This movable feast got its start in the summer of 1973, when John Karras and Donald Kaul, two writers for the Register, thought they'd tool across the state on their bikes in search of local color. They put an announcement in the paper inviting anyone who felt like it to come along, and to their amazement nearly 300 people showed up. RAGBRAI, as the ride is known, is now the largest multi-day bike ride in America, drawing half its riders from Iowa and the rest from all over the nation and 11 different countries—yet it's still so free in spirit that it has been called "Woodstock on Wheels" and "a marathon crossed with Mardi Gras".
Just past dawn on the first day, I set off from Sioux Center, near Iowa's northwestern border. I'm positively flying along. Those months of training have paid off! People are sitting out on their neat, pretty lawns, waving and cheering. Then bikers start passing me. Old people. Fat people. So many cyclists whiz by me that their wheels sound like rushing water. Oh, well, no matter. RAGBRAI is not a race. The whole point is to enjoy the ride—the scenery, the people, the food. In Orange City, a Dutch town 11 miles down the road, I breakfast on poffertjes, plump pancakes no bigger than a quarter. Outside Woudstra Meat Market, I eat slivers of spicy air-dried beef and chat with a local woman wearing a white lace cap with upturned tips. She says she's surprised by many bikers she's meeting. "You know, you think, 'Oh, big city.' But they're people, just like us!"
I linger so long in Orange City that by the time I reach the next town, Alton, only crumbs are left at the pie table. This is a shocking development. Baking is practically a competitive sport in the land of the Iowa State Fair, and I assumed I'd find lots of fine pie. Clearly speed is called for. I zip out of Alton and pedal furiously alongside Team Donner Party, whose jerseys read, "We eat the slow ones." Then, from the top of the hill ahead comes a gravelly, sirenlike cry: "PoooOOORK CHAAAaawp!" I pull over. Next to a pink schoolbus painted with a pig's face sits a ruddy, smiling man wearing an apron printed with the words "Mr. Pork Chop". A former Iowa Pork Producers Association president, Paul Bernhard has been selling chops to RAGBRAI riders for 20 years, setting up along the route every day. His two grandsons grill the chops over pits filled with smoldering corn cobs, but—drat!—it looks like they're cleaning up. "You still got chops?" a plump, bearded biker asks Bernhard, fishing limp dollars out of his pocket. "Yep." "I love ya," says the biker. "I'll take two." But first, he points his camera at Bernhard, who obligingly tucks in his chin and blasts out the call. Suddenly some bikers in line bellow back. "PoooOOORK CHAAAaawp!" Bikers passing on the road let loose, too. It's like elephants trumpeting on the veld. "I got thousands of pictures of me with my mouth open," says Bernhard. "Luckily, I got a good-lookin' mouth." As I sink my teeth into my own crusty-edged, juicy chop, Bernhard waggles his eyebrows at me and adds, "I got a pig tattooed on my rear, too, but you ain't seeing it."

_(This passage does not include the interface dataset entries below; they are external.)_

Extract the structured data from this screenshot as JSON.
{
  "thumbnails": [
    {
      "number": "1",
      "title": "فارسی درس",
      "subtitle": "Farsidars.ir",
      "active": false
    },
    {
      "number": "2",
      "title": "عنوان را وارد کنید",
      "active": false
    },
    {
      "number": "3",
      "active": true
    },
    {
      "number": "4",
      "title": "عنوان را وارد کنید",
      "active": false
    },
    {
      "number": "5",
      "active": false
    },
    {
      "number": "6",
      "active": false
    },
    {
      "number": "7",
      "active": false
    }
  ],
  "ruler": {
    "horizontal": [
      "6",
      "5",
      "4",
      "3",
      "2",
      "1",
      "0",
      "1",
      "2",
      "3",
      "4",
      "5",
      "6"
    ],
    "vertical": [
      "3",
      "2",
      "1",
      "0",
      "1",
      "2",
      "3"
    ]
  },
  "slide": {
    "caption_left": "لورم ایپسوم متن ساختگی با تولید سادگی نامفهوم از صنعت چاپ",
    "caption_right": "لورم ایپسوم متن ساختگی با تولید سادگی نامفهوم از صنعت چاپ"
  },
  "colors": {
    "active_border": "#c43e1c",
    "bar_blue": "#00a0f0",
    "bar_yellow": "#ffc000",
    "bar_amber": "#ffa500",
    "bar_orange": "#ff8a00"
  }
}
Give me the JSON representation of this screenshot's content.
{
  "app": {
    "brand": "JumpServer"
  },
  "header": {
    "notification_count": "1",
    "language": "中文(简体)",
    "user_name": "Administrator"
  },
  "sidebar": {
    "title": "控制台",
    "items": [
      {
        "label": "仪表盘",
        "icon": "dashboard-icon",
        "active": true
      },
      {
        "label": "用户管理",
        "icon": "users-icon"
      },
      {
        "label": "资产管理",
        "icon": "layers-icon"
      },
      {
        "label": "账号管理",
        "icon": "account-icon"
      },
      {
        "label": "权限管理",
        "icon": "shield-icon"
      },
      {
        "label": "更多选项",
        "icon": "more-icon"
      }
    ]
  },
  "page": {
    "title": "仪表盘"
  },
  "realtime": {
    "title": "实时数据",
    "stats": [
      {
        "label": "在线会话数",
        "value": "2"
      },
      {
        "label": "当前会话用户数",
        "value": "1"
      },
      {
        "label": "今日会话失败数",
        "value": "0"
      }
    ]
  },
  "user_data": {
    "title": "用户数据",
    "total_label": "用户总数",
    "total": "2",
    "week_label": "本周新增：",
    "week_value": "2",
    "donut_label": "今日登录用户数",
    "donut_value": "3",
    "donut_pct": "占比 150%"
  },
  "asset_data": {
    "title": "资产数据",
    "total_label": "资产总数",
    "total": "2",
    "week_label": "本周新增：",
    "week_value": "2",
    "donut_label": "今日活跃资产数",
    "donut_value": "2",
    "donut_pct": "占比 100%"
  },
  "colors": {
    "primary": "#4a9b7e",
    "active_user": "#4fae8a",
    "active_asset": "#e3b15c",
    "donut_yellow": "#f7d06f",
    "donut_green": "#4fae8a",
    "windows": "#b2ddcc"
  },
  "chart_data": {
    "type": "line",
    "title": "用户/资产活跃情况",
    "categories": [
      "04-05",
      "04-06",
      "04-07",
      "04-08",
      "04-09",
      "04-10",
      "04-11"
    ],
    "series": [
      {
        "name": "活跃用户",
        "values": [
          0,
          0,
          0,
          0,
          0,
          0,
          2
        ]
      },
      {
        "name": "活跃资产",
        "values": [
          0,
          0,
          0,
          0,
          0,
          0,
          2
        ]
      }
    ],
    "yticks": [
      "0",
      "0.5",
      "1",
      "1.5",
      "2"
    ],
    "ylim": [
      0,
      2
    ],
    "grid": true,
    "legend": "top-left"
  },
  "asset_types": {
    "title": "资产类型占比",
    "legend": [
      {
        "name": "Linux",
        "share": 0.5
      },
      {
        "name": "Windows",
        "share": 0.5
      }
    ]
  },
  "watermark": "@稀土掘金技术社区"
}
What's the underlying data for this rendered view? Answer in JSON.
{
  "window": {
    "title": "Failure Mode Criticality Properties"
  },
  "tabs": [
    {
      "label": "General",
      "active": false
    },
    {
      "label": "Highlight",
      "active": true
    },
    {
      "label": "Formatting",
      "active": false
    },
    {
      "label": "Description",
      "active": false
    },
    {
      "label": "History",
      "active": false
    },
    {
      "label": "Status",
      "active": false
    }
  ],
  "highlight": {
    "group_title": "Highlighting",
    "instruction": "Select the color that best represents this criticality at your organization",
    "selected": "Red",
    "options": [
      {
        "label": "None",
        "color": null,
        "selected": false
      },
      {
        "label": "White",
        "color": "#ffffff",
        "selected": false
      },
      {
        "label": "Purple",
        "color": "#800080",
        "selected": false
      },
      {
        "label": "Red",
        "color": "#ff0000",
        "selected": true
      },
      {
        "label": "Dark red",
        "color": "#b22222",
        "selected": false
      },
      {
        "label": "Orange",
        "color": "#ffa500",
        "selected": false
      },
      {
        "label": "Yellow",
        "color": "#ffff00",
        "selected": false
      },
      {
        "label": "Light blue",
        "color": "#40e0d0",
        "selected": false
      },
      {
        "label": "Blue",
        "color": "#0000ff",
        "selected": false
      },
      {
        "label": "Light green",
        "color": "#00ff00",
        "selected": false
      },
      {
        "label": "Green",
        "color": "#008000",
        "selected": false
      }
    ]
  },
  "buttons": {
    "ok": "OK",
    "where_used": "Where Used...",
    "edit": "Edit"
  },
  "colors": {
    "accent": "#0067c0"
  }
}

Around mile 30, my bike saddle begins to bite me, and it's so hot that the asphalt is sticking to my tires. I stop in shady Granville (population 300), where exhausted bikers are flopped like boneless chickens on the lawns, and talk to an ancient farmer in a deck chair. In a papery voice, he tells me that he was born and raised in this town and grew corn and soybeans here for nearly 50 years. He was up at six to see the first biker go by, he says. Every time a rider passes, he lifts his hand and calls out, "Have a nice ride, now."